The European Union is launching the Year of Skills in 2023, with a focus on upgrading workforce skills across Europe to ensure that the EU can be competitive in world markets. This bold project brings together a range of strategies and resources that both employers and employees can access to develop their skillsets.
The EU’s goal is for Europeans to be able to develop the necessary skills for an ever-changing job market, which will require a combination of smart technology and accessible education. This program offers employers the opportunity find highly-skilled personnel, while workers have unprecedented access to advanced training opportunities to advance their careers and employment opportunities. The European Union is committed to providing its businesses and population with the expertise and information needed for them to succeed during the global energy and digital transitions. These initiatives are part of a comprehensive plan that will enable Europe’s population to reap the benefits associated with this progress.
The skills challenge
The latest Digital Economy and Society Index has demonstrated an alarming lack of digital skills across Europe, where 4 out of 10 adults are unable to meet the basic requirements needed for many job roles. These deficits have become increasingly important, as different occupations from construction to engineering, healthcare to IT, suffer from a severe labor shortage due to insufficient numbers of trained personnel. This demonstrates just how rapidly the economies and societies in Europe are changing and how much is demanded from those looking for new employment in the current climate. The challenge now lies in providing training opportunities and ensuring people are equipped with the current digital knowledge needed to succeed in a career.

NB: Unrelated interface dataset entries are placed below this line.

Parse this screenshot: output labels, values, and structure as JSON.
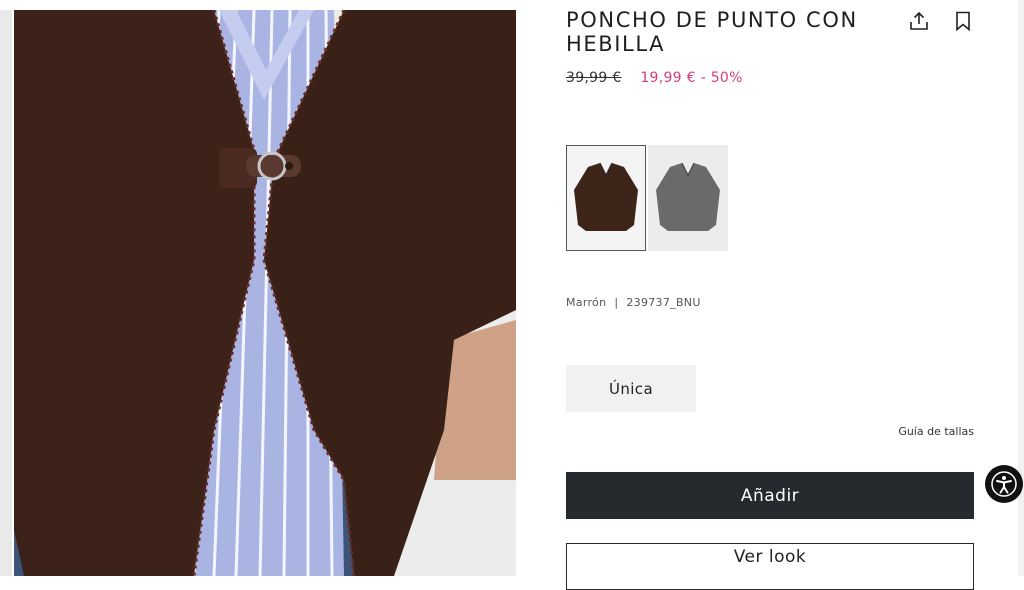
{
  "product": {
    "title_line1": "PONCHO DE PUNTO CON",
    "title_line2": "HEBILLA",
    "old_price": "39,99 €",
    "sale_price": "19,99 €",
    "discount": "- 50%",
    "color_name": "Marrón",
    "separator": "|",
    "reference": "239737_BNU"
  },
  "actions": {
    "share_icon": "share-icon",
    "bookmark_icon": "bookmark-icon"
  },
  "colors": [
    {
      "name": "brown",
      "hex": "#3d2419",
      "selected": true
    },
    {
      "name": "grey",
      "hex": "#6a6a6a",
      "selected": false
    }
  ],
  "sizes": {
    "selected": "Única",
    "guide_label": "Guía de tallas"
  },
  "buttons": {
    "add": "Añadir",
    "look": "Ver look"
  },
  "theme": {
    "sale_color": "#d63d7f",
    "button_dark": "#262a2e"
  }
}
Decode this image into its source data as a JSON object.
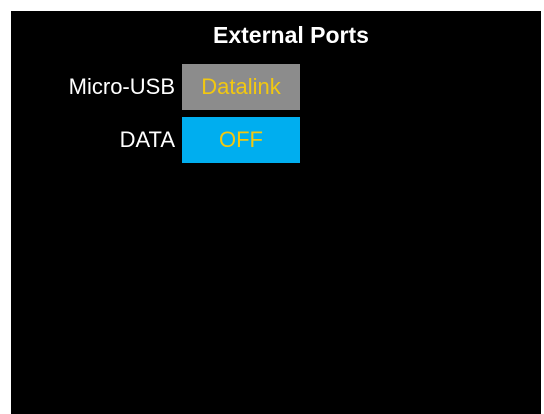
{
  "title": "External Ports",
  "ports": {
    "micro_usb": {
      "label": "Micro-USB",
      "value": "Datalink"
    },
    "data": {
      "label": "DATA",
      "value": "OFF"
    }
  },
  "colors": {
    "background": "#000000",
    "label_text": "#ffffff",
    "value_text": "#f2c811",
    "usb_box": "#8c8c8c",
    "data_box": "#00aeef"
  }
}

Recognizing the importance of lifelong learning, the Member States of the European Union have announced their commitment to EU 2030 social goals. All Member States are planning to ensure that at least 60% of adults within their countries participate in some kind of training annually in order to reach this goal. The EU has set a target of ensuring that by 2030, 80% of all adults in Europe are digitally literate and have basic digital skills or higher. For example, they have also set a target of having 20 million employed Information and Communications Technology (ICT) specialists in the region.
The European Union is now committed to investing in skills development, providing a wide range of initiatives and assistance to support workers and employers. These include projects to help with job searches, training opportunities, and measures to create a more open and flexible labour market, as well as free online learning platforms accessible from anywhere. The EU also provides financial assistance for businesses to invest in employees’ skills and capabilities so they can take advantage of the benefits that come with being part of the European Union. This focus on gaining new skills shows that the EU is making sure its people are prepared for the challenges of today’s ever-changing world.

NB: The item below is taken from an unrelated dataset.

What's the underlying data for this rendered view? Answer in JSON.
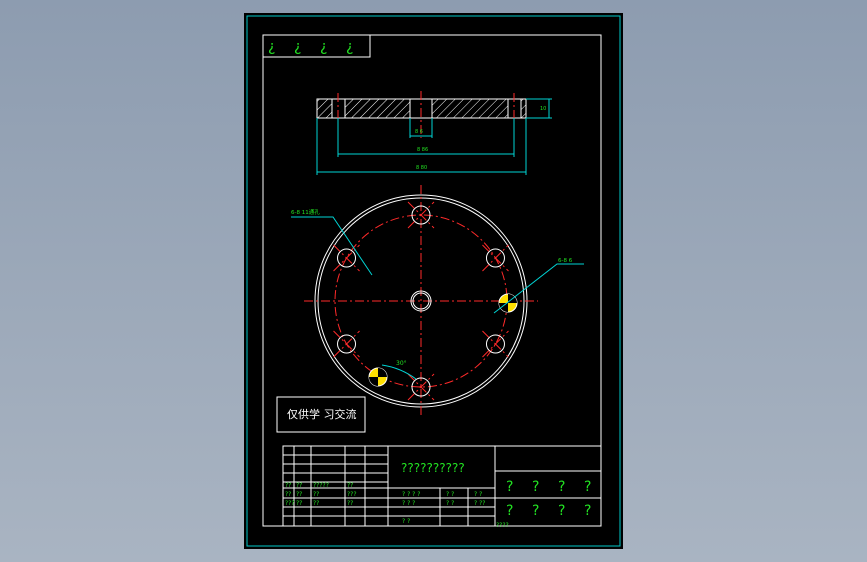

Here are just a few of the most important programs and funding initiatives within the European Year of Skills:
- The Pact for Skills with pledges to help 6 million people gain new skills.
- The Structured Dialogue on Digital Education and Skills.
- EU Talent Pool and Talent Partnerships to match candidates for work in Europe.
- The New European Innovation Agenda, to create the right framework conditions for European talents.
- The European strategy for universities to develop the future skills for a wide range of (lifelong) learners to develop creative and critical thinking.
- The Digital Skills and Jobs Platform offering information and resources for digital skills such as self-assessment tooling.
- The Digital Skills and Jobs Coalition promoting training in digital skills.
- The European Social Fund Plus (€99 billion over 6 years)
- The Recovery and Resilience Facility supporting reforms and investments in the area of skills and jobs.
- The Digital Europe Programme’s (€580 million) to develop digital skills.
- Marie Skłodowska-Curie Actions, the European Innovation Council and the European Institute for Technology for innovators and researchers.
- Erasmus+ (€26 billion) for student development and education and training institutions.
EU collaboration and commitment
The 2023 Year of Skills proposal is a collaborative effort between the European Commission, the European Parliament and the European Council. It is a clear sign of the European Union’s commitment to providing training and education opportunities that will help people develop skills, increase employment prospects and become more competitive in the workforce. By successfully executing these initiatives, a powerful workforce will be created that is prepared to tackle the global issues of our ever-evolving world – ultimately improving both established and upcoming European businesses.
The 2022 State of the Union address by the European President von der Leyen proposing the 2023 European Year of Skills.
The European Skills Agenda